(Source records)
────────

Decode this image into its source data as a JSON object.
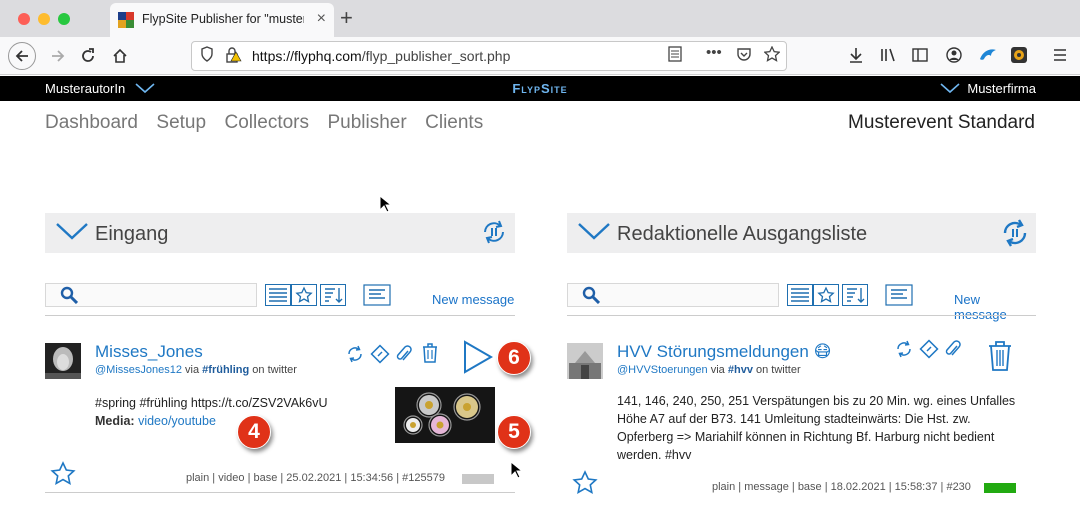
{
  "browser": {
    "tab_title": "FlypSite Publisher for \"musterfi",
    "url_host": "https://flyphq.com",
    "url_path": "/flyp_publisher_sort.php"
  },
  "topbar": {
    "user": "MusterautorIn",
    "brand": "FlypSite",
    "company": "Musterfirma"
  },
  "nav": {
    "items": [
      "Dashboard",
      "Setup",
      "Collectors",
      "Publisher",
      "Clients"
    ],
    "event": "Musterevent Standard"
  },
  "inbox": {
    "title": "Eingang",
    "new_message": "New message",
    "card": {
      "author": "Misses_Jones",
      "handle": "@MissesJones12",
      "via": "via",
      "tag": "#frühling",
      "source": "on twitter",
      "text": "#spring #frühling https://t.co/ZSV2VAk6vU",
      "media_label": "Media:",
      "media_link": "video/youtube",
      "meta": "plain | video | base | 25.02.2021 | 15:34:56 | #125579",
      "status_color": "#c8c8c8"
    }
  },
  "outbox": {
    "title": "Redaktionelle Ausgangsliste",
    "new_message": "New message",
    "card": {
      "author": "HVV Störungsmeldungen 😷",
      "handle": "@HVVStoerungen",
      "via": "via",
      "tag": "#hvv",
      "source": "on twitter",
      "text": "141, 146, 240, 250, 251 Verspätungen bis zu 20 Min. wg. eines Unfalles Höhe A7 auf der B73. 141 Umleitung stadteinwärts: Die Hst. zw. Opferberg => Mariahilf können in Richtung Bf. Harburg nicht bedient werden. #hvv",
      "meta": "plain | message | base | 18.02.2021 | 15:58:37 | #230",
      "status_color": "#22aa11"
    }
  },
  "annotations": [
    "4",
    "5",
    "6"
  ],
  "colors": {
    "accent": "#1f78c4",
    "badge": "#e03218"
  }
}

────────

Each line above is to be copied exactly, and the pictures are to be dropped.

Decode this image into its source data as a JSON object.
{
  "browser": {
    "tab_title": "FlypSite Publisher for \"musterfi",
    "url_host": "https://flyphq.com",
    "url_path": "/flyp_publisher_sort.php"
  },
  "topbar": {
    "user": "MusterautorIn",
    "brand": "FlypSite",
    "company": "Musterfirma"
  },
  "nav": {
    "items": [
      "Dashboard",
      "Setup",
      "Collectors",
      "Publisher",
      "Clients"
    ],
    "event": "Musterevent Standard"
  },
  "inbox": {
    "title": "Eingang",
    "new_message": "New message",
    "card": {
      "author": "Misses_Jones",
      "handle": "@MissesJones12",
      "via": "via",
      "tag": "#frühling",
      "source": "on twitter",
      "text": "#spring #frühling https://t.co/ZSV2VAk6vU",
      "media_label": "Media:",
      "media_link": "video/youtube",
      "meta": "plain | video | base | 25.02.2021 | 15:34:56 | #125579",
      "status_color": "#c8c8c8"
    }
  },
  "outbox": {
    "title": "Redaktionelle Ausgangsliste",
    "new_message": "New message",
    "card": {
      "author": "HVV Störungsmeldungen 😷",
      "handle": "@HVVStoerungen",
      "via": "via",
      "tag": "#hvv",
      "source": "on twitter",
      "text": "141, 146, 240, 250, 251 Verspätungen bis zu 20 Min. wg. eines Unfalles Höhe A7 auf der B73. 141 Umleitung stadteinwärts: Die Hst. zw. Opferberg => Mariahilf können in Richtung Bf. Harburg nicht bedient werden. #hvv",
      "meta": "plain | message | base | 18.02.2021 | 15:58:37 | #230",
      "status_color": "#22aa11"
    }
  },
  "annotations": [
    "4",
    "5",
    "6"
  ],
  "colors": {
    "accent": "#1f78c4",
    "badge": "#e03218"
  }
}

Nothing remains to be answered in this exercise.